Experimenting With Depth Perception. Back when I was teaching mathematics, I tutored a sightless student. I learned a great deal from this young lady, who, by the way, had also been commissioned to help with Braille signage for a newly constructed subway system.
“Snow,” she taught me, “is the sightless person’s fog.”
One of the things she asked about was sighted people saying objects looked tiny when viewed from far away. We devised an experiment based on Ponzo’s work with converging straws and pencils of different lengths.
We also concocted an acoustic analog: Noise of constant volume diminishes as the source moves away from the listener. Which, by the way, got us both into learning more about the Doppler Effect and its apparent visual kin, the astronomic Red Shift.

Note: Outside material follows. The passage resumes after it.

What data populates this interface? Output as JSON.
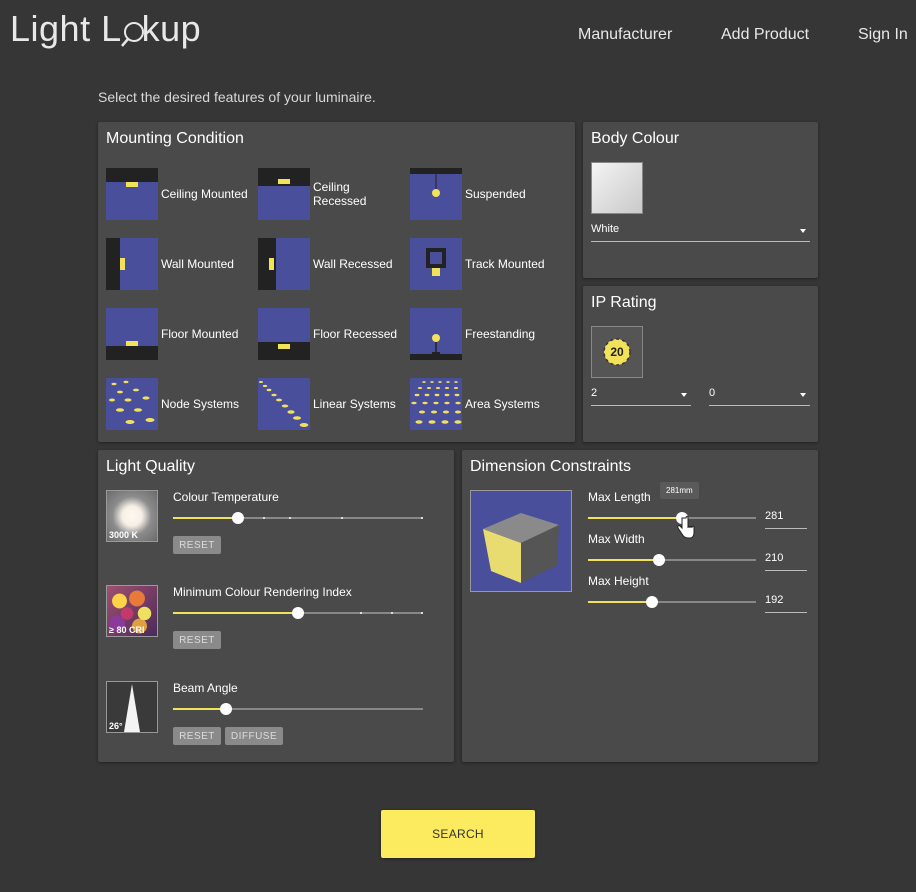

Visual Distractions. Many optimal illusions make use of visual overload.
One of my favorite visual distractions is from MIT Technology Review, which asked whether these are concentric circles. What do you think?
The magazine discussed optical illusions in light of neural network research and deep learning: “Current machine-learning systems cannot generate their own optical illusions—at least not yet.”
Perspective Foolishness. The Triple Entabulator is part of engineering drawing lore. It’s not so much illusionary as it is pure entertainment.
Multiplicity of Views. Optical illusions such as the FedEx arrow are binary, in that either the arrow or the FedEx wording is seen. Here’s a simple drawing that manages to be tertiary. Is it a small box in a corner? A large box with a cubical notch? Or a large box soaring upward to the northwest with a cubical nose pointing off in a southeasterly direction?
To my eye, rotating the image encourages these three perceptions to evolve. (Viewed on a smart phone, temporarily lock its Portrait Orientation.)
All in good visual fun. ds
© Dennis Simanaitis, SimanaitisSays.com, 2020
I can only manage to see two of the three options on the cube/box.
All this brings to mind Escher’s Convex/Concave [https://www.wikiart.org/en/m-c-escher/convex-and-concave], where the left side is convex, the right is concave and the middle is both, depending on where you start.
Actually looking at the picture again, the convex side has elements of concave, and the concave side elects of convex.
Two other Escher illusions that I enjoy are the infinite waterfall [https://www.wikiart.org/en/m-c-escher/waterfall] and the infinite stair case [https://www.wikiart.org/en/m-c-escher/ascending-descending].
I have three large Escher prints in my family room, the convex/concave, waterfall and day-night [https://www.wikiart.org/en/m-c-escher/day-and-night], where the scene mirror images from day on the left to night at right, and transitions from fields at the bottom to birds at the top.
Agreed. I find the nose a hard one to visualize. This is why I think in directional terms.